YOUR GOAL »
If a line in the records contains the string "true", show that line.

Data records for software interfaces
»»
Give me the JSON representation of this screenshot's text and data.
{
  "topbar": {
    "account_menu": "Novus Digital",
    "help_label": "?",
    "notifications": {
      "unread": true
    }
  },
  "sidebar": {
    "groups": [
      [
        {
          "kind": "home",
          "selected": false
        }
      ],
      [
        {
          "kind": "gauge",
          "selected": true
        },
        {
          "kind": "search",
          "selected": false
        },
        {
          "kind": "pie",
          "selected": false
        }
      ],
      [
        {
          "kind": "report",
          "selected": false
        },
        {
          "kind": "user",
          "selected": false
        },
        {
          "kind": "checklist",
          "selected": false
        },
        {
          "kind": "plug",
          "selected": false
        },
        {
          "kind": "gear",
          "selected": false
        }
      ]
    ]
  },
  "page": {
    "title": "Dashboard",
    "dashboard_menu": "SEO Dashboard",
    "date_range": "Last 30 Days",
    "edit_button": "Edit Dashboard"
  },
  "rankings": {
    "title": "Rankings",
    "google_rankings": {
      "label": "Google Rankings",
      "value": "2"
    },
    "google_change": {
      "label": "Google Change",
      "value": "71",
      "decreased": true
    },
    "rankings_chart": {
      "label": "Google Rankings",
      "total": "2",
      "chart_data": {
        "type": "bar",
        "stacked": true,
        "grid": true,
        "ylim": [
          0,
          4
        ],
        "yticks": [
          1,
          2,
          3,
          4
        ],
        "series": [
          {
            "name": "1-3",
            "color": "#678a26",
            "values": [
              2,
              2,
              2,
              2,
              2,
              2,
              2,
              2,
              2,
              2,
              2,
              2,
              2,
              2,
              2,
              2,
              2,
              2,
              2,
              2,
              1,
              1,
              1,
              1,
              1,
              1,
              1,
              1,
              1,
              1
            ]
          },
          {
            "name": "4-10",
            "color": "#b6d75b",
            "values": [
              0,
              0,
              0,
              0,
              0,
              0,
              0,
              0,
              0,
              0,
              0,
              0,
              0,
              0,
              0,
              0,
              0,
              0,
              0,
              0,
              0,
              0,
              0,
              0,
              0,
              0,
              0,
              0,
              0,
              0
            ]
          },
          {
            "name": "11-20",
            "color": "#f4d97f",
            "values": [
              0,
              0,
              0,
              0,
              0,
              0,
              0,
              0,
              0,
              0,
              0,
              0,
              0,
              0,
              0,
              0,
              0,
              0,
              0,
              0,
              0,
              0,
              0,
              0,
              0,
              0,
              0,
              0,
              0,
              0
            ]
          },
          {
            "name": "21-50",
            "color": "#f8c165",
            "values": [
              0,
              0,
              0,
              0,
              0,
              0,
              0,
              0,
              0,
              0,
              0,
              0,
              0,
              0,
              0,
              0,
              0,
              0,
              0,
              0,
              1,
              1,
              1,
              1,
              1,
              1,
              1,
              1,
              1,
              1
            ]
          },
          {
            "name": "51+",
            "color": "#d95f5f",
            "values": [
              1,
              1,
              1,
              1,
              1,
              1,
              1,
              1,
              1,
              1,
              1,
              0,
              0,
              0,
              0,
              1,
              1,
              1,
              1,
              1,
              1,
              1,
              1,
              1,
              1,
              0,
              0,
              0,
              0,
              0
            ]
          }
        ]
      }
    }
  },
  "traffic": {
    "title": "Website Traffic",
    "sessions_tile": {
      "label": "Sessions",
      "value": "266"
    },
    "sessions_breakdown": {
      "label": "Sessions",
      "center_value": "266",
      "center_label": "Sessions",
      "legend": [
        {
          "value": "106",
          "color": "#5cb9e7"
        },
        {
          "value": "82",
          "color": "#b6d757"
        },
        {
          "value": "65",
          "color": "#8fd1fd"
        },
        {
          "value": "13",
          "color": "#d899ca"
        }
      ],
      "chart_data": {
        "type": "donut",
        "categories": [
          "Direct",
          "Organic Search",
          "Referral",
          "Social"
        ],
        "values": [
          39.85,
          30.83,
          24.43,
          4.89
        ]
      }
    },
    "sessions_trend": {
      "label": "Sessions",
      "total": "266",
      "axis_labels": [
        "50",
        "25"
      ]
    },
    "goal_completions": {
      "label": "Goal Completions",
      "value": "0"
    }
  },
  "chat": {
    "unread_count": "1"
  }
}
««
WRITTEN RESPONSE »
      "unread": true
          "selected": true
      "decreased": true
        "stacked": true,
        "grid": true,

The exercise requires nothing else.